19 Fair Empl.prac.cas. 1661,20 Empl. Prac. Dec. P 30,030robert M. Gonzalez, Sr., Plaintiff-appellant, v. Stanford Applied Engineering, Inc., et al., Defendant-appellee, 597 F.2d 1298 (9th Cir. 1979)Annotate this Case
June 1, 1979
Barbara L. Bourhis of Bourhis & Bourhis, San Jose, Cal., for plaintiff-appellant.
Arnold I. Bennigson of Hays, Sanford & Latta, Palo Alto, Cal., for defendant-appellee.
Appeal from the United States District Court for the Northern District of California.
Before BROWNING and MERRILL, Circuit Judges, and BURNS,* District Judge.
Appellant brought suit charging that he was discharged from his job by appellee and was otherwise discriminated against because he was of Mexican descent. He claimed rights under Title VII of the Civil Rights Act of 1964, 42 U.S.C. § 2000e et seq. and under the Civil Rights Act of 1886, 42 U.S.C. § 1981. The District Court granted summary judgment for Appellee on both claims and this appeal followed.
Title VII Claim
This suit was brought February 6, 1976. The dismissal of the Title VII claim was upon the ground that suit had not been brought within 90 days of receipt of a notice of right to sue from the Equal Employment Opportunity Commission as required by 42 U.S.C. § 2000e-5(f) (1).
The charge of discrimination in hiring on the part of appellee was filed by appellant with the Commission on August 11, 1975. In November appellant's attorney requested the Commission to issue a right to sue letter and on November 6, 1975 a notice of right to sue was issued, directed to appellant with copies shown to his attorney and to appellee. On the same day the Commission wrote to appellant's attorney by registered mail. A copy of the notice was enclosed. The letter stated in part:

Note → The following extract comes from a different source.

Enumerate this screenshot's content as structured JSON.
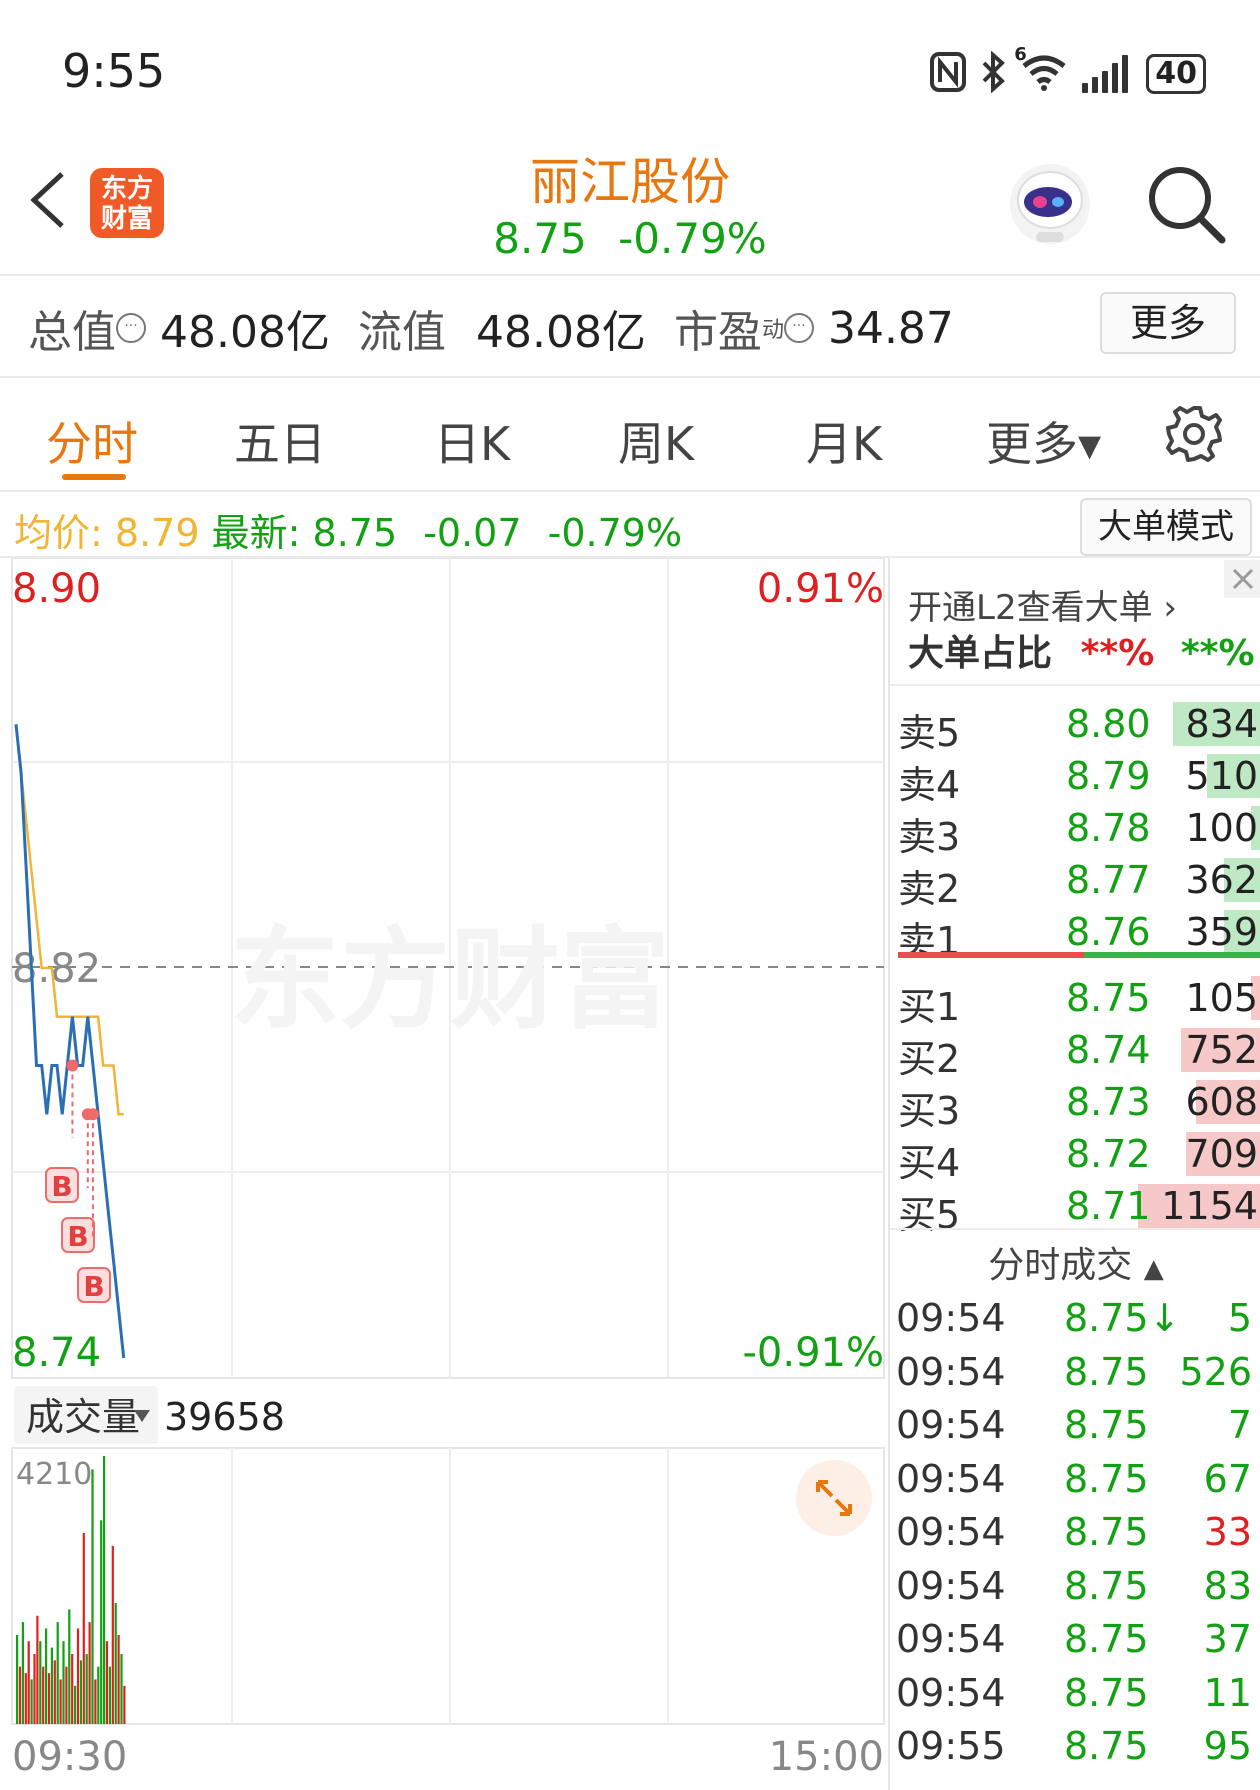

Dear Mr. Jaramillo:
In accordance with your request on behalf of your client, Robert M. Gonzalez, Sr., made pursuant to Commission Procedural Rules 29 CFR 1601.25d(c) (as amended), you are hereby notified that you may institute a civil action under Section 706(f) of Title VII of the Civil Rights Act of 1964 in the appropriate Federal District Court within ninety days of the receipt of this letter.
This letter was received at the attorney's office on November 7, 1975. Appellee's copy of the notice was received the same day. Suit by appellant was commenced 91 days later.
Appellant contends that to start the 90-day period running he must himself have received notice of right to sue and that the burden is on the Commission to prove that he had received it. We disagree.
We hold that when the request for issuance of a right to sue letter comes from a claimant's attorney, notice to the attorney that right to sue has been granted starts the time running. Communication with the attorney respecting the right to sue letter that he had himself requested on behalf of his client was communication with the claimant in the proper and appropriate way. Minor v. Lakeview Hospital, 421 F. Supp. 485 (E.D. Wis. 1976) so holds and we agree.
We conclude that dismissal of the Title VII claim on the ground that suit was not timely brought was proper.
Section 1981 Claim
This claim was dismissed by the District Court for the reason that the alleged discrimination was asserted to be based on national origin and not on race and that § 1981 is concerned with racial discrimination.1
In his charge of discrimination filed with the EEOC and in his complaint appellant does indeed allege that the discrimination against him was because of his national origin. In responding to appellee's motion for summary judgment, however, he enlarges upon the basis for the discrimination against him. In an affidavit he states: "I am claiming discrimination based on national origin which includes the fact that my skin is brown. If Mexicans-Americans were not brown I do not believe they would suffer discrimination."
We read this as a claim that the discrimination he suffered was directed at those Mexican-Americans having, by virtue of their descent, a brown rather than a white skin.
We take note of the fact that a substantial portion of the Mexican population traces its roots to a mixture of the Caucasian (Spanish) and native American races. With this background prejudice towards those of Mexican descent having a skin color not characteristically Caucasian must be said to be racial prejudice under § 1981. The affidavit of appellant sufficiently claimed discrimination in employment founded upon such racial prejudice. Whether this was in truth the cause for appellant's grievances remained an issue for trial and it was error to grant summary judgment upon the § 1981 claim.
Judgment affirmed as to the Title VII claim and reversed as to the § 1981 claim. The case is remanded for further proceedings.
JAMES M. BURNS, District Judge, concurring and dissenting.
As to the Title VII claim, I agree completely. As I am unable to agree with the opinion as to the § 1981 claim, I respectfully dissent as to that part of the opinion.
Hon. James M. Burns, United States District Judge for the District of Oregon, sitting by designation